No new Board members were introduced in 1987 at the fall meeting in LaSalle. The wording of the constitution and other related forms applying to Stage Band was voted to be changed to Jazz Band. A comment sheet was created for the Bass Drum solo. Swing Choirs shall consist of a minimum of 12 members and a maximum of 36 members for the 1988 contest. Students performing a drum set solo will be required to play one Latin, one rock, and one jazz rudiment. The level of difficulty of the rudiments shall be selected by the student. Photocopied music may be provided to judges only in an “emergency” when music is out of print or backordered, otherwise the penalty for the violation would be the reduction of the rating by one step. This rule would apply to all solo, ensemble and organization contests. The newly suggested solo list would be printed and adopted for use in the 1988 solo contests. No more required Solo List! In anticipation of Cloyd Myers’ retirement as President, George Yingst will act as an assistant to the President for the 1987-88 school year.
A special Executive Board meeting was held at Morris in the Holiday Inn on November 15, 1987, at 1:45 p.m. George Yingst was acting President at the Board’s meeting. It was determined that the 50th anniversary of the Illinois Grade School Music Association would be held at our annual state fall meeting in September, 1988, at the Holiday Inn in Morris. W. C. Edwards would write a commemorative book of the history of the organization. Cloyd Myers would be named President Emeritus and be given a lifetime membership on the Executive Board of the Illinois Grade School Music Association. A plaque would also be presented to him for his 50 years of service to the association. John Paynter of Northwestern University would be the guest speaker at the luncheon. Roman Palmer would serve as the official photographer for the 50th meeting celebration. It was voted by the Board for recommendation to the general meeting in the fall of 1988 that the President and Vice-President would be limited to a maximum of 10 years of service with the office of Secretary-Treasurer being an annual appointment made by the Executive Board of the Association. The advisors would have voting privileges. Roman Palmer will serve as an understudy to the office of Vice-President, succeeding George Yingst at the conclusion of the current school year.

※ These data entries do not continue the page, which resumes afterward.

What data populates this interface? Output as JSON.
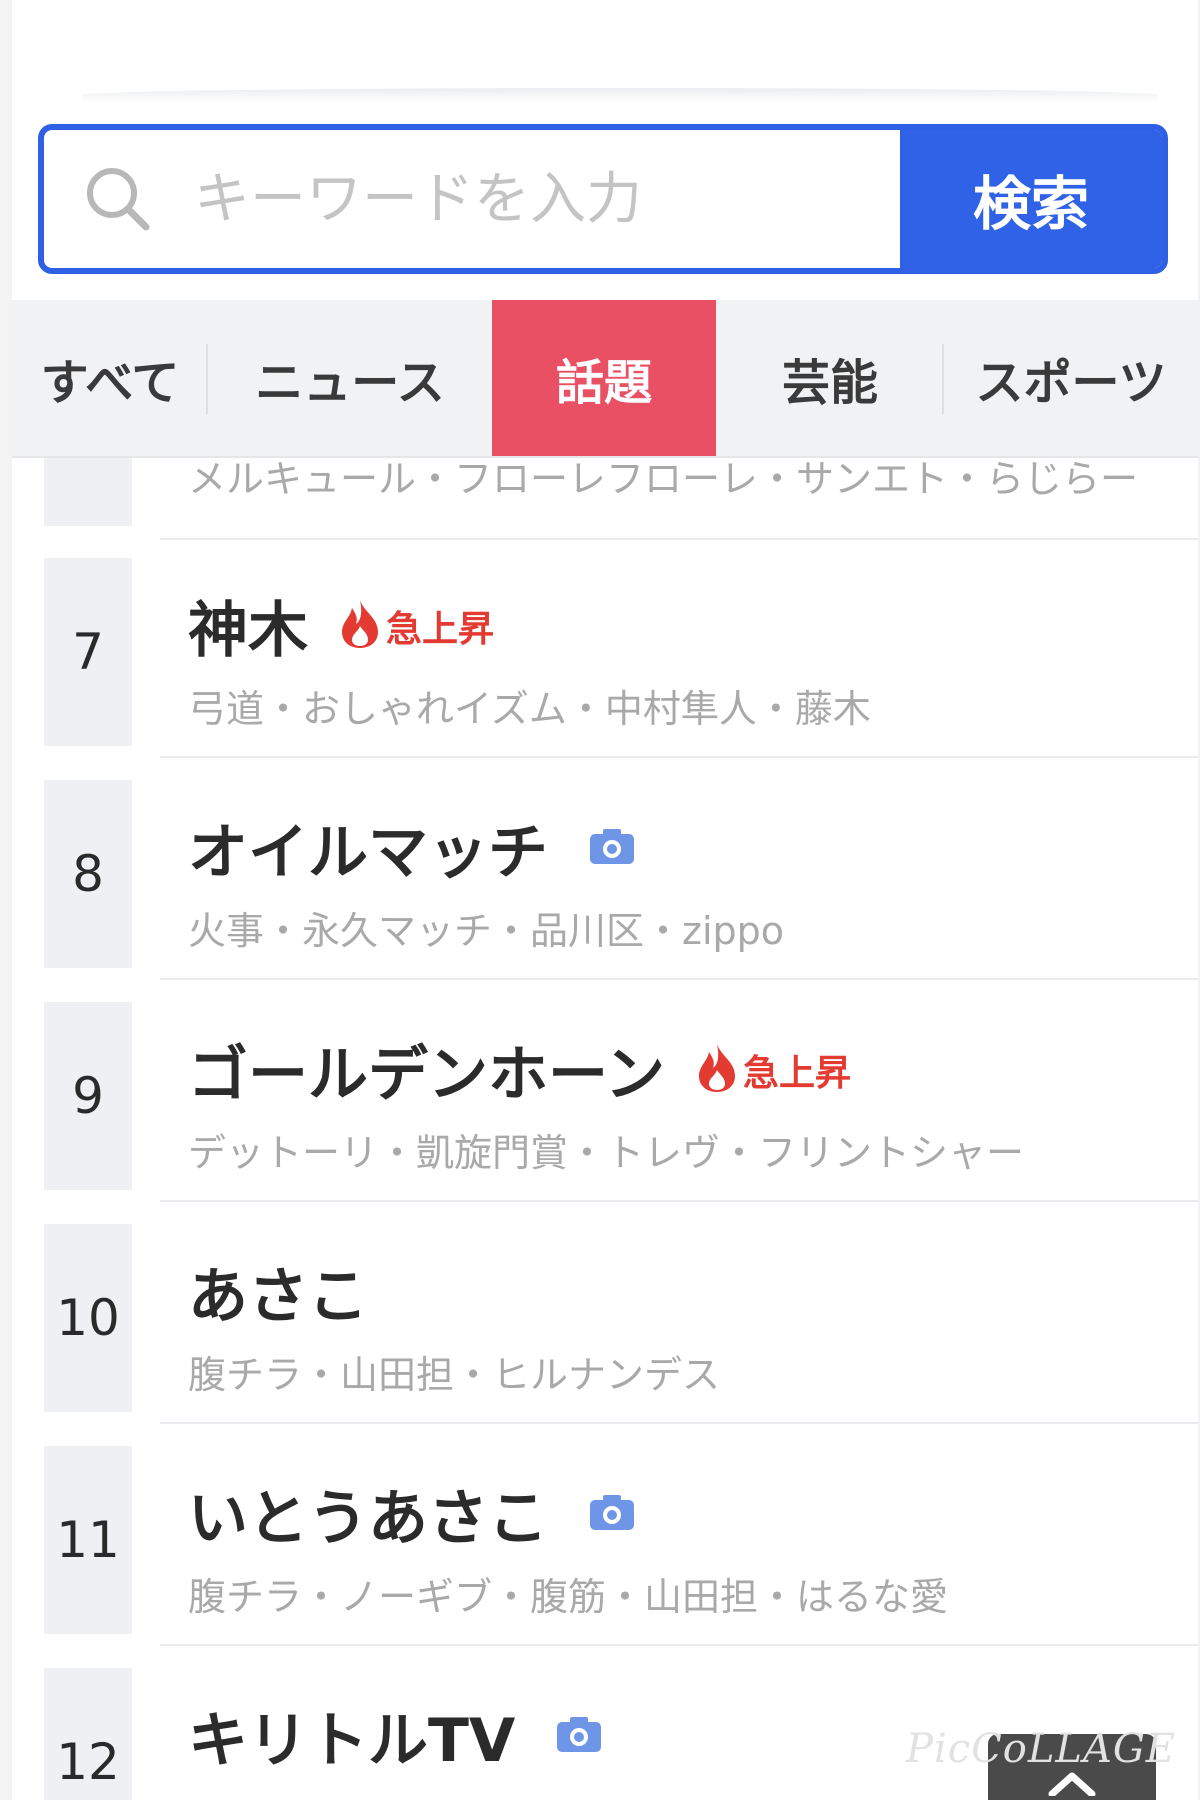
{
  "search": {
    "placeholder": "キーワードを入力",
    "button_label": "検索"
  },
  "tabs": [
    {
      "label": "すべて"
    },
    {
      "label": "ニュース"
    },
    {
      "label": "話題",
      "active": true
    },
    {
      "label": "芸能"
    },
    {
      "label": "スポーツ"
    }
  ],
  "partial_row": {
    "related": "メルキュール・フローレフローレ・サンエト・らじらー"
  },
  "rows": [
    {
      "rank": "7",
      "title": "神木",
      "badge": "急上昇",
      "related": "弓道・おしゃれイズム・中村隼人・藤木"
    },
    {
      "rank": "8",
      "title": "オイルマッチ",
      "icon": "camera-icon",
      "related": "火事・永久マッチ・品川区・zippo"
    },
    {
      "rank": "9",
      "title": "ゴールデンホーン",
      "badge": "急上昇",
      "related": "デットーリ・凱旋門賞・トレヴ・フリントシャー"
    },
    {
      "rank": "10",
      "title": "あさこ",
      "related": "腹チラ・山田担・ヒルナンデス"
    },
    {
      "rank": "11",
      "title": "いとうあさこ",
      "icon": "camera-icon",
      "related": "腹チラ・ノーギブ・腹筋・山田担・はるな愛"
    },
    {
      "rank": "12",
      "title": "キリトルTV",
      "icon": "camera-icon",
      "related": ""
    }
  ],
  "watermark": "PicCoLLAGE",
  "colors": {
    "accent_blue": "#2f62e6",
    "active_tab": "#ea5064",
    "hot_red": "#e33a32",
    "camera_blue": "#6f96e6"
  }
}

Check back soon. We are in the process of compiling the history.
Check back soon. We are in the process of compiling the history.
Epilogue (From Bill Edwards)
As I started the task of writing this book, the most frequent statement made to me was: “You certainly have undertaken a big job!” I have been in the association since its inception in 1939, and writing this book is my way of reciprocating to the organization for the many years of enjoyment, guidance, musical training, incentive, leadership, and enthusiasm they have given me in the field of instrumental music. Writing this book presented one with many trials and tribulations as I attempted to work out contradictory facts and sometimes vague information. But in the meantime, I became reacquainted with old friends. In addition, as I read through various programs, minutes, etc., I had many wonderful moments of reminiscence of incidents of the past, which my memory had forgotten.
My one hope is that the officers and executive boards in the next 50 years will be as dedicated, progressive, and have the leadership ability to carry on the fine prestigious reputation which the Illinois Grade School Music Association has established before them. Best wishes and success for the next one-half century. Good luck and thanks for giving me the opportunity of writing this book.